Large commercial organic farms (250 of which can be found in the Corn Belt alone) yield about the same net returns per acre as farms that use commercial—and sometimes toxic—chemicals to kill weeds and insects or to fertilize the soil. In fact, it's being recognized by many authorities (but not by the U.S. Department of Agriculture) that quick chemical "fixes" leave fields dangerously prone to pests and erosion. Surprisingly, most produce from America's organic farms ends up in supermarkets, rather than in "health food" stores.
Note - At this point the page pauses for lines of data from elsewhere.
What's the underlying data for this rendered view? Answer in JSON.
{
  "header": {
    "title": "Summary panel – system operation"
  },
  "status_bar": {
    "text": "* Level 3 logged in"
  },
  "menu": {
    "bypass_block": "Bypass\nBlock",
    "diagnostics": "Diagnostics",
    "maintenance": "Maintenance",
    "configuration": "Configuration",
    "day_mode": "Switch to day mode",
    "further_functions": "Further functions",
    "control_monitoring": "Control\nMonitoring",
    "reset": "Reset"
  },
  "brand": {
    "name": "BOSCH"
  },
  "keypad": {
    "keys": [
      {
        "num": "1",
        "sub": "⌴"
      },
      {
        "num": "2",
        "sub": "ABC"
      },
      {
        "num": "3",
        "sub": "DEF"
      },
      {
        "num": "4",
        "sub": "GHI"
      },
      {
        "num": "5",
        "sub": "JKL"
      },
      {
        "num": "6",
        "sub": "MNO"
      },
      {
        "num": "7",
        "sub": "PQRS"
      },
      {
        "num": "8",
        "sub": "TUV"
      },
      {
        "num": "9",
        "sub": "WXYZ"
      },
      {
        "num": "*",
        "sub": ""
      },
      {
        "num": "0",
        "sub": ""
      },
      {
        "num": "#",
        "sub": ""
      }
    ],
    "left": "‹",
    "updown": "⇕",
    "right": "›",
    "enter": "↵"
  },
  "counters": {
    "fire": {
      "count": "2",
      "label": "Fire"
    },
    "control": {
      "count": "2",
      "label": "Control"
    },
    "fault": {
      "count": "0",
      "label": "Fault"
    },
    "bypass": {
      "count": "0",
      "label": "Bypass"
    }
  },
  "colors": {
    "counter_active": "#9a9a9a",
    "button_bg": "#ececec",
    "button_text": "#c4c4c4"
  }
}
A worldwide fertile cropland shortage is being created by urban sprawl, desert expansion, and soil erosion. This frightening trend could—according to Worldwatch Institute—lead to food price rises dwarfing those of recent years. "Governments," says the Institute's president, "seem to take croplands for granted perhaps because the losses occur in the countryside, while most political leaders live in the city."
Icebergs as a water resource may become a reality within 20 years. Since water will likely be the world's next great resource "crisis," serious efforts are being made—particularly by Prince Mohammed al-Faisal of Saudi Arabia—to overcome iceberg transportation problems. Though 'bergs have been sighted that are as large as Belgium, those of "hauling size" would probably be about a mile long, half a mile wide, and 600 to 800 feet thick. It's been estimated that 8,000 of such "islands" could yield about 1,000 billion tons of fresh water or five times the world's domestic water supply.
Pure gold medallions weighing half an ounce and one ounce each will be minted next year by the U.S. Government. The feds want to win some of the global gold sales market now monopolized by South Africa's Krugerrand, a one-ounce coin that has the advantage of being legal tender.
AMERICA'S SWEET TOOTH HAS BEEN PULLED, it seems, since the 1977 U.S. consumption of candies dropped to 15.4 pounds per person (the lowest in 39 years) .... It's been estimated that MEXICO'S POPULATION GROWTH RATE of 35 to 38% a year actually results in a less than 1% increase in that country's population, because of mass (and mostly illegal) emigration to the United States .... U.S. exports of FRESH HORSE MEAT FOR HUMAN CONSUMPTION rose from 6.7 million pounds in 1972 to 120 million pounds (a jump of 1,700%) in 1978, and this 50¢-a-pound (on the hoof) meat is selling—to European homemakers—for $6.50 a pound .... Pollster George Gallup says that 7 out of 10 adult urban residents would volunteer nine hours of work a month on projects to improve their neighborhoods, which equals about one billion hours a month, and—even at $2.65 an hour—is $31.8 BILLION worth of untapped talent, brains, and brawn .... Arab experts warn that—by the year 2,000— FOOD CONSUMPTION IN ARAB COUNTRIES is expected to be three times as great as the area's food production capabilities .... CHINA OFFERS AN ADDED BONUS for its tourists: $2.50 abortions—either Chinese style (by acupuncture) or Western style in one of several fine hospitals—with no questions asked of foreigners .... Greenville, Illinois found that IT PAYS TO ELIMINATE PARKING METERS, since a five-month experiment with free parking increased sales tax revenue by 16% .... A growing number of dental lab technicians want to offer DENTURES DIRECT FROM DENTAL LABS without using dentists and go-betweens, but—so far—the service is only legal in Maine and Arizona.